PATA | Contact

All posts tagged children in tourism

Credit: SAIH – The Norwegian Students’ and Academics’ International Assistance Fund

Volunteering programs are expanding rapidly. An increasing number of people spend their holidays or gap years traveling, while at the same time doing something meaningful and different. Language and images can either divide and make stereotypical descriptions – or unify, clarify and create nuanced descriptions of the complex world we live in. It can be difficult to present other people and the surroundings accurately in a brief social media post. Even though harm is not intended, many volunteers and travelers end up sharing images and text that portray local residents as passive, helpless and pitiful – feeding the stereotypical imagery instead of breaking them down. This is your go-to guide before and during your trip. Use these four guiding principles to ensure that you avoid the erosion of dignity and respect the right to privacy while documenting your experiences abroad.

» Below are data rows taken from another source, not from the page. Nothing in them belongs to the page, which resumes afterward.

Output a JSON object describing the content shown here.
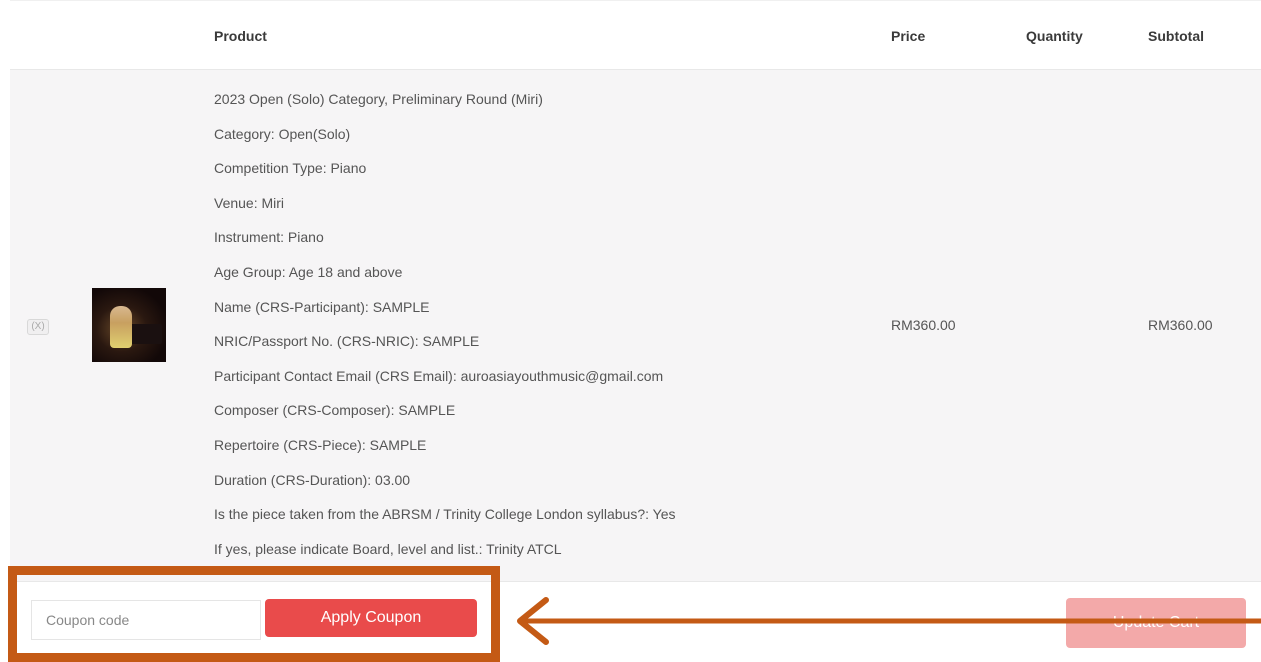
{
  "table": {
    "headers": {
      "product": "Product",
      "price": "Price",
      "quantity": "Quantity",
      "subtotal": "Subtotal"
    },
    "item": {
      "remove_label": "(X)",
      "details": [
        "2023 Open (Solo) Category, Preliminary Round (Miri)",
        "Category: Open(Solo)",
        "Competition Type: Piano",
        "Venue: Miri",
        "Instrument: Piano",
        "Age Group: Age 18 and above",
        "Name (CRS-Participant): SAMPLE",
        "NRIC/Passport No. (CRS-NRIC): SAMPLE",
        "Participant Contact Email (CRS Email): auroasiayouthmusic@gmail.com",
        "Composer (CRS-Composer): SAMPLE",
        "Repertoire (CRS-Piece): SAMPLE",
        "Duration (CRS-Duration): 03.00",
        "Is the piece taken from the ABRSM / Trinity College London syllabus?: Yes",
        "If yes, please indicate Board, level and list.: Trinity ATCL"
      ],
      "price": "RM360.00",
      "subtotal": "RM360.00"
    }
  },
  "actions": {
    "coupon_placeholder": "Coupon code",
    "apply_coupon_label": "Apply Coupon",
    "update_cart_label": "Update Cart"
  },
  "annotation": {
    "highlight_color": "#c45a15"
  },
  "colors": {
    "accent": "#e94b4b",
    "accent_disabled": "#f3a9a9",
    "row_bg": "#f6f5f6"
  }
}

Read the full article on RADI-AID’s principles for social media here and watch their video ‘How to avoid acting like a white savior’ here.

By SAIH – The Norwegian Students’ and Academics’ International Assistance Fund for RADI-AID.

Share

Last week was the International Volunteer Day which takes place every year on December 5th.

International Volunteer Day : orphanage tourism

“Children are not tourist attractions” www.thinkchildsafe.org

The growing popularity of international volunteering has led to the trend of orphanage tourism: people take time to volunteer at or visit an orphanage while visiting a foreign country. In Cambodia, a visit to an orphanage would include a short performance or dance routine by the children, accompanied with a request for a small donation to assist with orphanage running costs. Another version is for a tourist to volunteer for a few days at the orphanage. An entire industry has grown out of thousands of tourist visits.

A recent report into Cambodian orphanages has revealed that tourist visits, despite tourists’ best intentions, cause more harm than good. Orphanage tourism, often conducted by shady business operators, does more to harm, rather than help child protection, rights and education standards. In Cambodia, as in much of the developing world, orphanages opened for tourists are a problem, not a solution.

What can you do about it?

Share